Lucky clover –and lucky chickens
“What is so lucky about four-leaf clover?” That was one of the questions posed by reader Res. Reader Res again wants to remain anonymous. So, we will call him Rolf again, with the supplement: “Real name known by Askforce.”
“What is so lucky about four-leaf clover?”: asks Rolf* (*real name known by Askforce). The answer is simple: four-leaf clover is actually the unluckiest clover of them all. Just think about what happens to it. If the normally three-leaf herb – Trifolium in Latin – grows a fourth leaf, it will be plucked from the roadside, pressed in some nondescript poetry book and then – worst-case scenario – dried and enclosed with a rambling love letter. For our younger readers: a love letter is a type of racy communication that doesn’t involve an app. So, the luck of the four-leaf clover is very short-lived, unless it has the (mis)fortune to be in the middle of a meadow where no one sees it.
There is not much more to say on the subject, dear Rolf. Just that the luck of the four-leaf clover belongs solely to whoever finds the herb, never to the clover itself. And more generally: luck always comes at the expense of something else.

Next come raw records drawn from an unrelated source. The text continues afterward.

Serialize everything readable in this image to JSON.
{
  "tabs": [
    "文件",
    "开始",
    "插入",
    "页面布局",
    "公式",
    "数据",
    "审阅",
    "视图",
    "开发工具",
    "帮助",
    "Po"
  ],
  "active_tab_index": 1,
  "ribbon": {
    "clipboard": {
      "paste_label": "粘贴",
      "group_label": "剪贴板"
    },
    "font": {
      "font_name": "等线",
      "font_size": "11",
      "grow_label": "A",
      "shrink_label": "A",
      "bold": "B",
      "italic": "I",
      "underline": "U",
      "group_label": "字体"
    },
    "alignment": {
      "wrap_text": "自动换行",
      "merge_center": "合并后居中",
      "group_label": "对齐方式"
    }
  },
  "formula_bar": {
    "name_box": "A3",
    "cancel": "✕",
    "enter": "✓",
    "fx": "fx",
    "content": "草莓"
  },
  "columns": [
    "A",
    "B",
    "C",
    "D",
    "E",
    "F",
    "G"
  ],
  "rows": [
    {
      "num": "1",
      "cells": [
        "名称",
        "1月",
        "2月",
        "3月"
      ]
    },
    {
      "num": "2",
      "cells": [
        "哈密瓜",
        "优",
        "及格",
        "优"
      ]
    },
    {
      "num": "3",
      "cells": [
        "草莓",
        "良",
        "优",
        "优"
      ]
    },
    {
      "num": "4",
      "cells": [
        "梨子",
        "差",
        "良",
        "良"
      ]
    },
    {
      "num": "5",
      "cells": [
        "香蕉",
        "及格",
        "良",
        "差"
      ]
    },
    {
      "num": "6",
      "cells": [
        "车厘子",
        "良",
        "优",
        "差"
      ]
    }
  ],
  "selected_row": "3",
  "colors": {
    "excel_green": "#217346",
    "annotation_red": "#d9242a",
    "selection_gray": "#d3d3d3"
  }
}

Luck is not the exclusive preserve of clover. The animal kingdom also has its fortunate members. Working on the assumption that “success = luck”, the domestic chicken is the luckiest of all creatures: nowhere in the history of evolution has there been an animal with such powerful reproductive capacity – or such a secure start in life. The hatchlings, numbering about 20,000, are protected by wire mesh while being fattened for slaughter. The nasty fox can’t get near them, and has to make do with the goose instead. There are 45 billion of these well-fed and well-protected broilers worldwide, and it only takes them 35 days to reach the right weight for slaughter; as for those relatively rare and unfortunate chickens that have to try their luck out in the big wide world, they face a struggle for survival of five to seven years.

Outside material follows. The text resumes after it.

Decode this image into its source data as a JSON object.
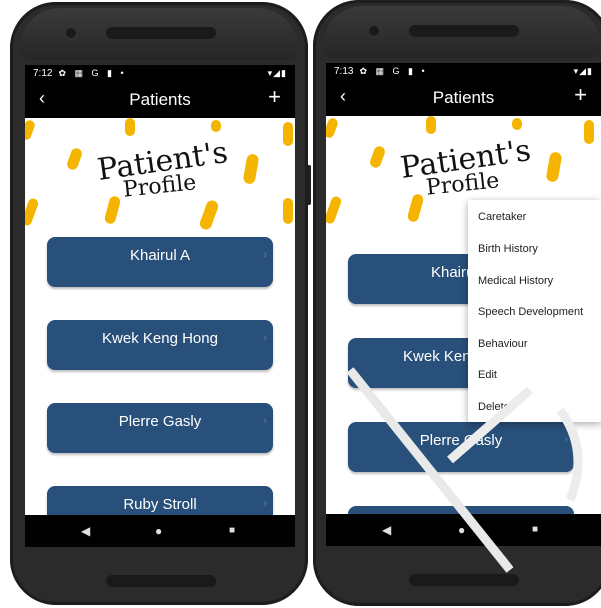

Day 35 is when it all comes to a head for the ‘lucky’ chicken: it is suspended upside down and stunned in an electrical water bath, cut open, bled dry, plucked and disembowelled. One consequence of this clinical end is – per year of birth – the 2.25 or more trillion foregone years of life. That makes it all the more amazing that there are always enough chickens.

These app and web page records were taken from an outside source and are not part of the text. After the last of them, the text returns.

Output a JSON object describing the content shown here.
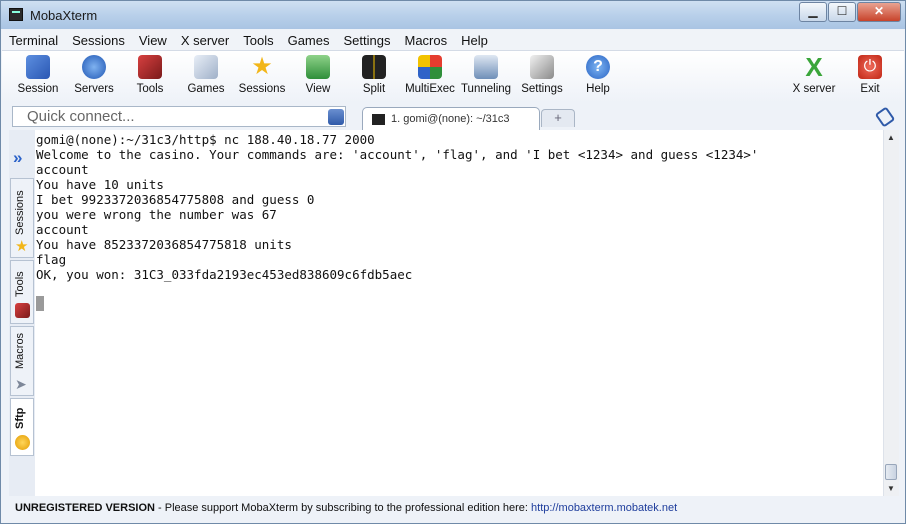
{
  "window": {
    "title": "MobaXterm",
    "buttons": {
      "minimize": "▁",
      "maximize": "☐",
      "close": "✕"
    }
  },
  "menu": [
    "Terminal",
    "Sessions",
    "View",
    "X server",
    "Tools",
    "Games",
    "Settings",
    "Macros",
    "Help"
  ],
  "toolbar": {
    "session": "Session",
    "servers": "Servers",
    "tools": "Tools",
    "games": "Games",
    "sessions": "Sessions",
    "view": "View",
    "split": "Split",
    "multiexec": "MultiExec",
    "tunneling": "Tunneling",
    "settings": "Settings",
    "help": "Help",
    "xserver": "X server",
    "exit": "Exit"
  },
  "quick_connect": {
    "placeholder": "Quick connect..."
  },
  "tabs": {
    "active_label": "1. gomi@(none): ~/31c3",
    "new_tab": "+"
  },
  "sidebar": {
    "sessions": "Sessions",
    "tools": "Tools",
    "macros": "Macros",
    "sftp": "Sftp"
  },
  "terminal": {
    "lines": [
      "gomi@(none):~/31c3/http$ nc 188.40.18.77 2000",
      "Welcome to the casino. Your commands are: 'account', 'flag', and 'I bet <1234> and guess <1234>'",
      "account",
      "You have 10 units",
      "I bet 9923372036854775808 and guess 0",
      "you were wrong the number was 67",
      "account",
      "You have 8523372036854775818 units",
      "flag",
      "OK, you won: 31C3_033fda2193ec453ed838609c6fdb5aec"
    ]
  },
  "status": {
    "unregistered": "UNREGISTERED VERSION",
    "message": " -  Please support MobaXterm by subscribing to the professional edition here: ",
    "link": "http://mobaxterm.mobatek.net"
  },
  "colors": {
    "accent": "#2b62c9",
    "close_button": "#c8432b",
    "terminal_bg": "#ffffff"
  }
}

The jackpot would have to be when a young broiler turns 35 days old and promptly finds a four-leaf clover. That really would be a new bird over the right whiff of clover.
Askforce no. 1080
3rd of July 2023